_TASK REQUIREMENTS_
In the answer, every entry must appear exactly as given.

_ENTRIES PROVIDED_
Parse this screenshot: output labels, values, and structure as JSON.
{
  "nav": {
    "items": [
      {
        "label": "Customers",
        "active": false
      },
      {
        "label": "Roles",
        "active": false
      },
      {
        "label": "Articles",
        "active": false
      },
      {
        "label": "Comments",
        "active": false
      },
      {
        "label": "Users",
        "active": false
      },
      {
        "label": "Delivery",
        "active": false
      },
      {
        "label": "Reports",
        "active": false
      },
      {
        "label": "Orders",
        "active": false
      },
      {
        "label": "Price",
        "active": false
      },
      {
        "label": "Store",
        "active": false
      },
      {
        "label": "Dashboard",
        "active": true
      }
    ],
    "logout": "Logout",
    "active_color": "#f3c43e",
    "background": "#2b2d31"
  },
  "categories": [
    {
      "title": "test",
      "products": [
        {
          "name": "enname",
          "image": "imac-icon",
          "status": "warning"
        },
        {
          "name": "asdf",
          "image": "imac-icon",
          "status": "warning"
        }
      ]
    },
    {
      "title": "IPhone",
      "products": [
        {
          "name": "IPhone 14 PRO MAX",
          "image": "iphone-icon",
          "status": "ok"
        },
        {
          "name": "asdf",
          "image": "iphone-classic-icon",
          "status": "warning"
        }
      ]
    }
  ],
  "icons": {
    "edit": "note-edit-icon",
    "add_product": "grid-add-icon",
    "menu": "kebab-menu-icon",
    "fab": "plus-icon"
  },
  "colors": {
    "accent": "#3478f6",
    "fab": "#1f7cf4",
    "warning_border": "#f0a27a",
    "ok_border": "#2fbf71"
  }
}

_TASK ANSWER_
Parse this screenshot: output labels, values, and structure as JSON.
{
  "nav": {
    "items": [
      {
        "label": "Customers",
        "active": false
      },
      {
        "label": "Roles",
        "active": false
      },
      {
        "label": "Articles",
        "active": false
      },
      {
        "label": "Comments",
        "active": false
      },
      {
        "label": "Users",
        "active": false
      },
      {
        "label": "Delivery",
        "active": false
      },
      {
        "label": "Reports",
        "active": false
      },
      {
        "label": "Orders",
        "active": false
      },
      {
        "label": "Price",
        "active": false
      },
      {
        "label": "Store",
        "active": false
      },
      {
        "label": "Dashboard",
        "active": true
      }
    ],
    "logout": "Logout",
    "active_color": "#f3c43e",
    "background": "#2b2d31"
  },
  "categories": [
    {
      "title": "test",
      "products": [
        {
          "name": "enname",
          "image": "imac-icon",
          "status": "warning"
        },
        {
          "name": "asdf",
          "image": "imac-icon",
          "status": "warning"
        }
      ]
    },
    {
      "title": "IPhone",
      "products": [
        {
          "name": "IPhone 14 PRO MAX",
          "image": "iphone-icon",
          "status": "ok"
        },
        {
          "name": "asdf",
          "image": "iphone-classic-icon",
          "status": "warning"
        }
      ]
    }
  ],
  "icons": {
    "edit": "note-edit-icon",
    "add_product": "grid-add-icon",
    "menu": "kebab-menu-icon",
    "fab": "plus-icon"
  },
  "colors": {
    "accent": "#3478f6",
    "fab": "#1f7cf4",
    "warning_border": "#f0a27a",
    "ok_border": "#2fbf71"
  }
}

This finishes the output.